Six boys, ranging in ages 13 to 15 from the Pine and Wildey, St Michael communities, and 16-year-old Adrico Shakur Rudder, of No. 10 Valley View Terrace, Pinelands, St Michael, admitted to criminal damage, theft and three counts of burglary.

Five of the youngsters, one of whom was represented by Rhea Layne, pleaded guilty to damaging two billboards worth $4 230 belonging to the Barbados Amateur Swimming Association between June 9 and 11.

Four also admitted stealing 24 bottles of cran water, 38 bottles of sparkling ice, 22 Celsius energy drinks, ten cans of pure protein shake, five premier protein shakes, five packs of mixed fruit and peanuts, and a life cycle display panel, all valued at $2 596.25, belonging to ABC Fitness Studio, located at the Aquatic Centre, St Michael, between June 10 and 11.

Two of the juveniles and Rudder also admitted trespassing at the home of Charles Carrington and stealing a tablet, three cell phones, a bottle of wine, corkscrew, stove lighter, a bottle of aftershave and $400 on June 10. The items were valued at $915.

On May 21, four members of the group trespassed at the ABC Fitness Studio and stole 18 monster drinks, ten bottles of water, five protein shakes, four protein bars, five wristbands, seven packs of nuts, two bottle shakers, a pair of leggings, six Celsius energy drinks, three packs of popcorn, a bottle of protein powder and six packs of protein powder, with a total cost of $683, belonging to Kenneth Griffith.

And last Saturday, Rudder and two counterparts, who had previously admitted trespassing at Carrington’s home, also admitted entering the official residence of Chief Justice Sir Marston Gibson with intent to steal.

Prosecutor Sergeant Cameron Gibbons objected to bail.

“I believe if you show young persons the path, they would try to keep away from that path,” he said, adding there was the need to protect both the public and the youngsters.

Defence counsel Layne, representing a 13-year-old, said he was a student of Frederick Smith Secondary School, had no previous convictions, enjoyed football, had a history of going to church, accepted what he had done and had shown remorse.

“This was simply a matter of being mixed up with the wrong crowd,” she submitted.

However, Magistrate Cuffy-Sargeant chastised the young attorney and said she must not downplay the acts with the use of the word “simply”.

After hearing that the boy’s grandmother wanted him to move in with her to keep a watchful eye on him, the magistrate informed them they would all be remanded.

“They did not act by themselves, but in groups.
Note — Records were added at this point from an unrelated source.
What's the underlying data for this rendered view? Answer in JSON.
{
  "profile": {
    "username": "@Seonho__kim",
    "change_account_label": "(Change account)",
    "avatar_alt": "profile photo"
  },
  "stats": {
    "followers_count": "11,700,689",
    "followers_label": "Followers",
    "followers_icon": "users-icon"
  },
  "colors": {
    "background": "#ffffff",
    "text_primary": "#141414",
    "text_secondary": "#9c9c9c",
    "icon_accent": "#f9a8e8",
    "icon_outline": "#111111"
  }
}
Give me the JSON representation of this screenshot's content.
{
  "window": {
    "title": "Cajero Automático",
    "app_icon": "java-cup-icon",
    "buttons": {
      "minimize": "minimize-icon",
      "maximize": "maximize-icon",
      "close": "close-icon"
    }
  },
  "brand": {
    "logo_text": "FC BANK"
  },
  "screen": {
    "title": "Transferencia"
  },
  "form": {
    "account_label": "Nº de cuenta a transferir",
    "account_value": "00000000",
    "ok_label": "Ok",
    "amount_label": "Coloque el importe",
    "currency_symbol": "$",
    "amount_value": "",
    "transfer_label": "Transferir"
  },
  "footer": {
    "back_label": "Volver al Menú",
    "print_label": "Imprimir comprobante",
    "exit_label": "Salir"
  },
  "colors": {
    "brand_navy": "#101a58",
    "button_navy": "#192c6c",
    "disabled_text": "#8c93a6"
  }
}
There is the need to protect society, their future, instil discipline in them and to teach them to have respect for authority. There is also the need for them to learn to respect other persons’ property, and not take up what is not theirs without permission,” she said.

The magistrate then sent the wailing parents out of the court. The boys all gathered on a bench awaiting transportation, mingling nonchalantly, seemingly without a care in the world, laughing and talking among themselves.

The matter was adjourned until July 17 for sentencing.

The Under-16s were sent to the Government Industrial School at Dodds, while Rudder was taken to Her Majesty’s Prisons Dodds. (RA)